The liner member 14 is rectangular in shape, having top and bottom surfaces 34, 36 and end and side walls 38, 40. The width of the liner 14 between its side walls 40 is the same as the width of the central portion 26 (i.e., the distance between the first fold lines 24). The height of the liner 14 from its top and bottom surfaces 34, 36 is equal to the width of the intermediate panel 30 (i.e., the distance between the first and second fold lines). Usually, the fluting of the blank 12 and the liner 14 is transverse to the other in order to provide extra strength to the finished container.
The first embodiment of the lamination process is shown in FIG. 1 and is as follows: glue is applied to the inner surface 16 of the blank 12 at a gluing station A by conventional means, such as a glue roll 42. The blank 12 is then moved to station B where it receives the liner 14 which is usually fed transversely to the path of travel of the blank 12. Either manually or mechanically, the bottom surface 36 of the liner 14 is placed onto the blank 12 to generally overly the central portion 26.
Care has to normally be taken so that the side walls 40 of the liner 14 are in registration with the sides of the central portion 26 defined by the first fold lines 24. FIG. 2A illustrates a misalignment of the liner 14 on the blank 12 with the distance marked "misalignment" being the space between the side walls 40 and the first fold line 24. Thus, fold lines (not shown) in the liner 14 would not be in registration with respective fold lines (also not shown) on the blank 12, resulting in uneven folding with a possible buckling in the finished product of the liner 14 on the blank 12.
The fold lines 24, 28 and the outer edge panels 32 provide an automatic means for centering the liner 14 onto the blank 12. As seen in FIGS. 1 and 2B, the outer edge panels 32 are first bent upwardly 90° about first fold line 24 at the folding station C. During that process, any misalignment of the liner 14 in its position on blank 12 is automatically corrected.
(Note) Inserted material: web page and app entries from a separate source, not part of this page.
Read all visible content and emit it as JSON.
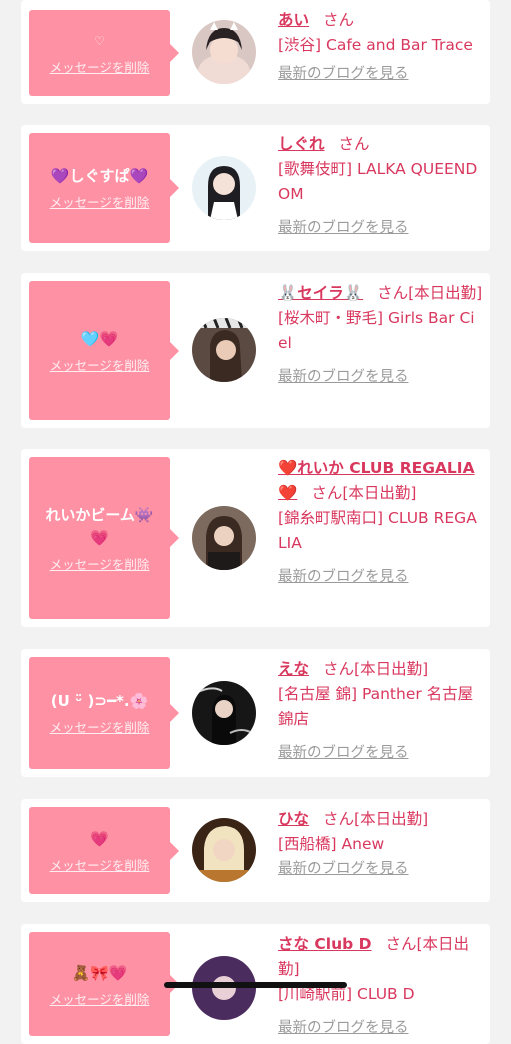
{
  "cards": [
    {
      "bubble_text": "♡",
      "delete_label": "メッセージを削除",
      "name": "あい",
      "honorific": "さん",
      "status": "",
      "shop": "[渋谷] Cafe and Bar Trace",
      "blog_link": "最新のブログを見る",
      "accent_color": "#d9385e"
    },
    {
      "bubble_text": "💜しぐすぱ💜",
      "delete_label": "メッセージを削除",
      "name": "しぐれ",
      "honorific": "さん",
      "status": "",
      "shop": "[歌舞伎町] LALKA QUEENDOM",
      "blog_link": "最新のブログを見る"
    },
    {
      "bubble_text": "🩵💗",
      "delete_label": "メッセージを削除",
      "name": "🐰セイラ🐰",
      "honorific": "さん",
      "status": "[本日出勤]",
      "shop": "[桜木町・野毛] Girls Bar Ciel",
      "blog_link": "最新のブログを見る"
    },
    {
      "bubble_text": "れいかビーム👾💗",
      "delete_label": "メッセージを削除",
      "name": "❤️れいか CLUB REGALIA❤️",
      "honorific": "さん",
      "status": "[本日出勤]",
      "shop": "[錦糸町駅南口] CLUB REGALIA",
      "blog_link": "最新のブログを見る"
    },
    {
      "bubble_text": "(U ᵕ̈ )⊃━*.🌸",
      "delete_label": "メッセージを削除",
      "name": "えな",
      "honorific": "さん",
      "status": "[本日出勤]",
      "shop": "[名古屋 錦] Panther 名古屋錦店",
      "blog_link": "最新のブログを見る"
    },
    {
      "bubble_text": "💗",
      "delete_label": "メッセージを削除",
      "name": "ひな",
      "honorific": "さん",
      "status": "[本日出勤]",
      "shop": "[西船橋] Anew",
      "blog_link": "最新のブログを見る"
    },
    {
      "bubble_text": "🧸🎀💗",
      "delete_label": "メッセージを削除",
      "name": "さな Club D",
      "honorific": "さん",
      "status": "[本日出勤]",
      "shop": "[川崎駅前] CLUB D",
      "blog_link": "最新のブログを見る"
    }
  ],
  "colors": {
    "bubble": "#ff91a4",
    "name": "#d9385e",
    "link": "#9b9b9b",
    "background": "#f2f2f2"
  },
  "icons": [
    "avatar-photo",
    "home-indicator"
  ]
}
Thus, the misalignment in FIG. 2A is corrected by having the liner 14 be shifted to the right in the figure the distance of the misalignment with the liner 14 now captured between the upright outer edge panels 32. Also, while at the folding station C, the panels 32 are then folded downwardly 90° about the second fold lines 28 so that the inner surfaces of the panels 32 overlap a portion of the top surface 34 of the liner 14.
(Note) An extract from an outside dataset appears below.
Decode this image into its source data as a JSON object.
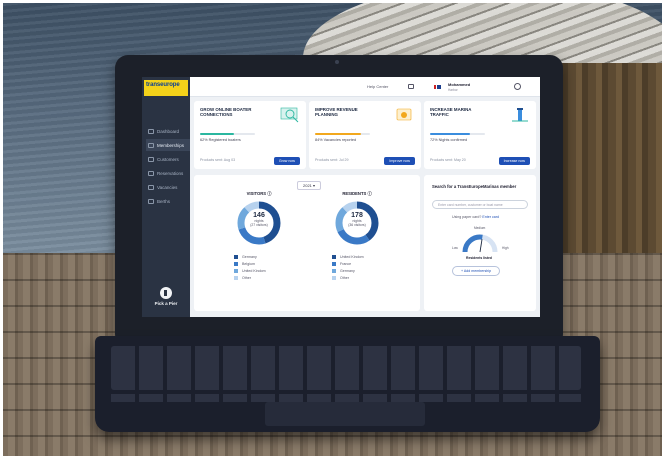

Referring again to FIG. 1, the laminated assembly 10 is then moved to station D where the assembly 10 is fed between opposed pressure rolls 44 for a predetermined glue cure time at a predetermined pressure to cement the liner 14 onto the blank 12. From station D, the assembly 10 can be moved to subsequent conventional container-erecting stations which may result in a container as shown in FIG. 4C.
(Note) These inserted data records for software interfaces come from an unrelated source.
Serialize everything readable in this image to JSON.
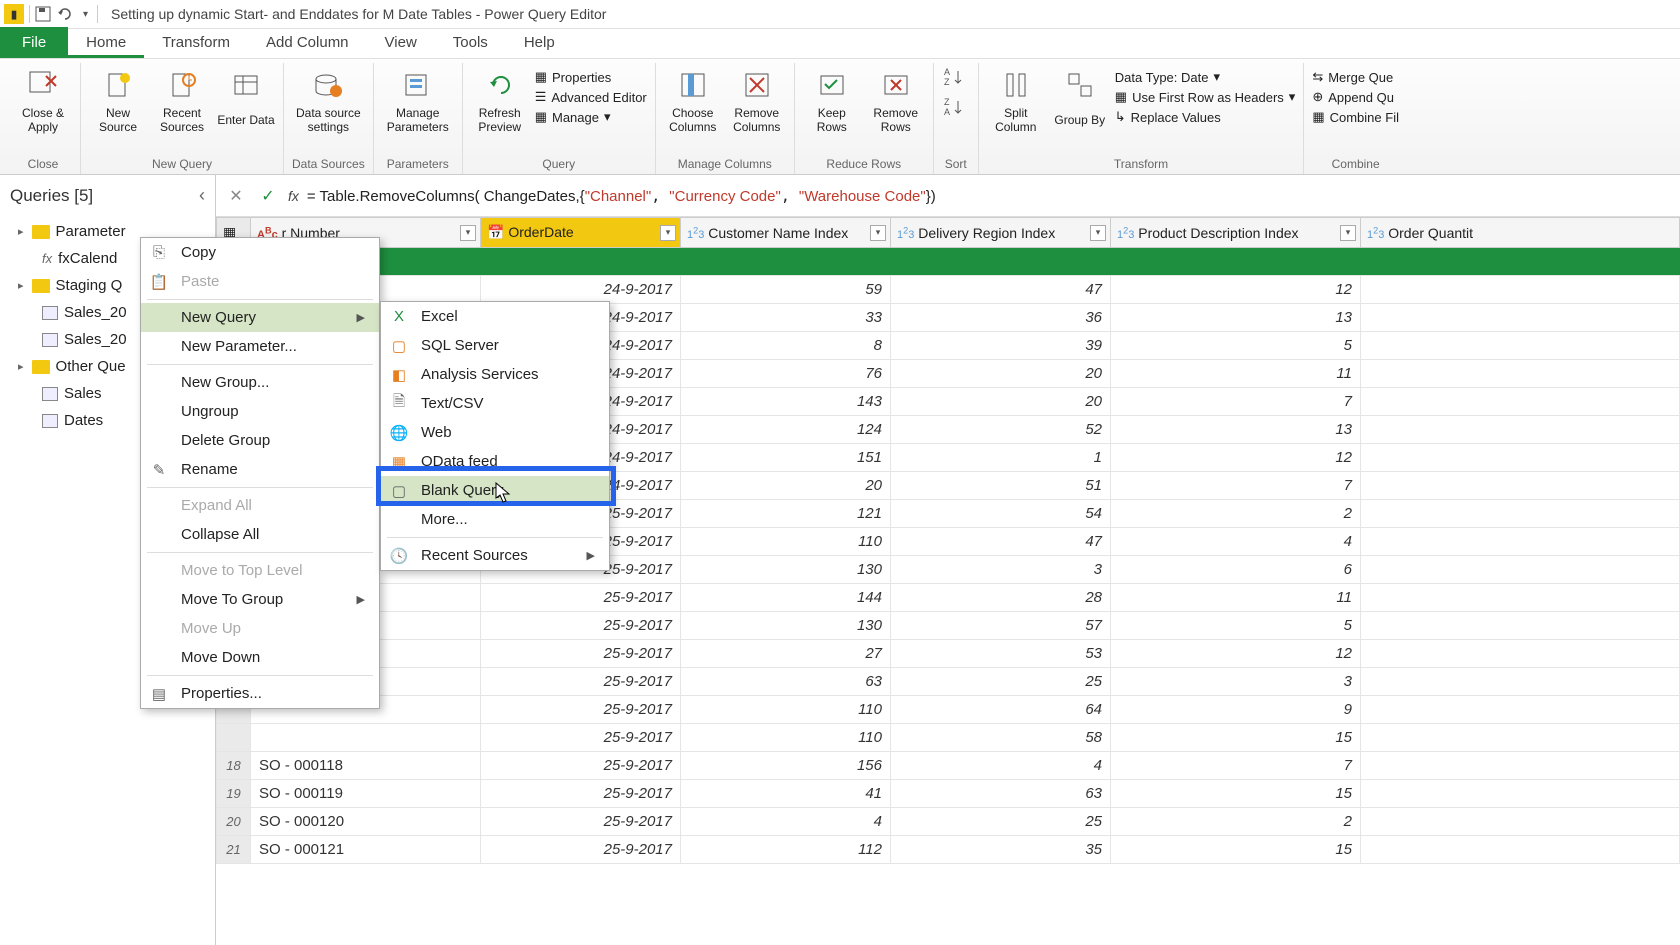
{
  "titlebar": {
    "title": "Setting up dynamic Start- and Enddates for M Date Tables - Power Query Editor"
  },
  "tabs": {
    "file": "File",
    "home": "Home",
    "transform": "Transform",
    "addcolumn": "Add Column",
    "view": "View",
    "tools": "Tools",
    "help": "Help"
  },
  "ribbon": {
    "close": {
      "close_apply": "Close & Apply",
      "group": "Close"
    },
    "newquery": {
      "new_source": "New Source",
      "recent_sources": "Recent Sources",
      "enter_data": "Enter Data",
      "group": "New Query"
    },
    "datasources": {
      "settings": "Data source settings",
      "group": "Data Sources"
    },
    "parameters": {
      "manage": "Manage Parameters",
      "group": "Parameters"
    },
    "query": {
      "refresh": "Refresh Preview",
      "properties": "Properties",
      "advanced": "Advanced Editor",
      "manage": "Manage",
      "group": "Query"
    },
    "managecols": {
      "choose": "Choose Columns",
      "remove": "Remove Columns",
      "group": "Manage Columns"
    },
    "reducerows": {
      "keep": "Keep Rows",
      "remove": "Remove Rows",
      "group": "Reduce Rows"
    },
    "sort": {
      "group": "Sort"
    },
    "transform": {
      "split": "Split Column",
      "groupby": "Group By",
      "datatype": "Data Type: Date",
      "firstrow": "Use First Row as Headers",
      "replace": "Replace Values",
      "group": "Transform"
    },
    "combine": {
      "merge": "Merge Que",
      "append": "Append Qu",
      "combine_files": "Combine Fil",
      "group": "Combine"
    }
  },
  "queries_panel": {
    "header": "Queries [5]",
    "items": {
      "parameters": "Parameter",
      "fxcalendar": "fxCalend",
      "staging": "Staging Q",
      "sales201": "Sales_20",
      "sales202": "Sales_20",
      "other": "Other Que",
      "sales": "Sales",
      "dates": "Dates"
    }
  },
  "formula": {
    "prefix": "= Table.RemoveColumns( ChangeDates,{",
    "s1": "\"Channel\"",
    "s2": "\"Currency Code\"",
    "s3": "\"Warehouse Code\"",
    "suffix": "})"
  },
  "context1": {
    "copy": "Copy",
    "paste": "Paste",
    "new_query": "New Query",
    "new_parameter": "New Parameter...",
    "new_group": "New Group...",
    "ungroup": "Ungroup",
    "delete_group": "Delete Group",
    "rename": "Rename",
    "expand_all": "Expand All",
    "collapse_all": "Collapse All",
    "move_top": "Move to Top Level",
    "move_group": "Move To Group",
    "move_up": "Move Up",
    "move_down": "Move Down",
    "properties": "Properties..."
  },
  "context2": {
    "excel": "Excel",
    "sql": "SQL Server",
    "analysis": "Analysis Services",
    "textcsv": "Text/CSV",
    "web": "Web",
    "odata": "OData feed",
    "blank": "Blank Query",
    "more": "More...",
    "recent": "Recent Sources"
  },
  "columns": {
    "order_number_partial": "r Number",
    "order_date": "OrderDate",
    "customer_idx": "Customer Name Index",
    "delivery_idx": "Delivery Region Index",
    "product_idx": "Product Description Index",
    "order_qty": "Order Quantit"
  },
  "rows": [
    {
      "n": "",
      "on": "",
      "od": "24-9-2017",
      "c": "59",
      "d": "47",
      "p": "12"
    },
    {
      "n": "",
      "on": "",
      "od": "24-9-2017",
      "c": "33",
      "d": "36",
      "p": "13"
    },
    {
      "n": "",
      "on": "",
      "od": "24-9-2017",
      "c": "8",
      "d": "39",
      "p": "5"
    },
    {
      "n": "",
      "on": "",
      "od": "24-9-2017",
      "c": "76",
      "d": "20",
      "p": "11"
    },
    {
      "n": "",
      "on": "",
      "od": "24-9-2017",
      "c": "143",
      "d": "20",
      "p": "7"
    },
    {
      "n": "",
      "on": "",
      "od": "24-9-2017",
      "c": "124",
      "d": "52",
      "p": "13"
    },
    {
      "n": "",
      "on": "",
      "od": "24-9-2017",
      "c": "151",
      "d": "1",
      "p": "12"
    },
    {
      "n": "",
      "on": "",
      "od": "24-9-2017",
      "c": "20",
      "d": "51",
      "p": "7"
    },
    {
      "n": "",
      "on": "",
      "od": "25-9-2017",
      "c": "121",
      "d": "54",
      "p": "2"
    },
    {
      "n": "",
      "on": "",
      "od": "25-9-2017",
      "c": "110",
      "d": "47",
      "p": "4"
    },
    {
      "n": "",
      "on": "",
      "od": "25-9-2017",
      "c": "130",
      "d": "3",
      "p": "6"
    },
    {
      "n": "",
      "on": "",
      "od": "25-9-2017",
      "c": "144",
      "d": "28",
      "p": "11"
    },
    {
      "n": "",
      "on": "",
      "od": "25-9-2017",
      "c": "130",
      "d": "57",
      "p": "5"
    },
    {
      "n": "",
      "on": "",
      "od": "25-9-2017",
      "c": "27",
      "d": "53",
      "p": "12"
    },
    {
      "n": "",
      "on": "",
      "od": "25-9-2017",
      "c": "63",
      "d": "25",
      "p": "3"
    },
    {
      "n": "",
      "on": "",
      "od": "25-9-2017",
      "c": "110",
      "d": "64",
      "p": "9"
    },
    {
      "n": "",
      "on": "",
      "od": "25-9-2017",
      "c": "110",
      "d": "58",
      "p": "15"
    },
    {
      "n": "18",
      "on": "SO - 000118",
      "od": "25-9-2017",
      "c": "156",
      "d": "4",
      "p": "7"
    },
    {
      "n": "19",
      "on": "SO - 000119",
      "od": "25-9-2017",
      "c": "41",
      "d": "63",
      "p": "15"
    },
    {
      "n": "20",
      "on": "SO - 000120",
      "od": "25-9-2017",
      "c": "4",
      "d": "25",
      "p": "2"
    },
    {
      "n": "21",
      "on": "SO - 000121",
      "od": "25-9-2017",
      "c": "112",
      "d": "35",
      "p": "15"
    }
  ]
}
FIGS. 3 and 4A and 4B depict another embodiment of the carton-forming process. The liner 114 is fed between an upper feed roller 46 and a lower glue roller 48 whereby glue 50 is applied to the bottom surface 136 of the liner 114. The liner 114 is then placed generally onto the central portion 126 of the blank 120 and glue 50 is applied to the outer edge panels 132. The panels 132 are then folded about fold lines 124, 128 onto the liner 114, as described above for the first embodiment. The assembly is then indexed into the compression section, as described above, to form the laminated product.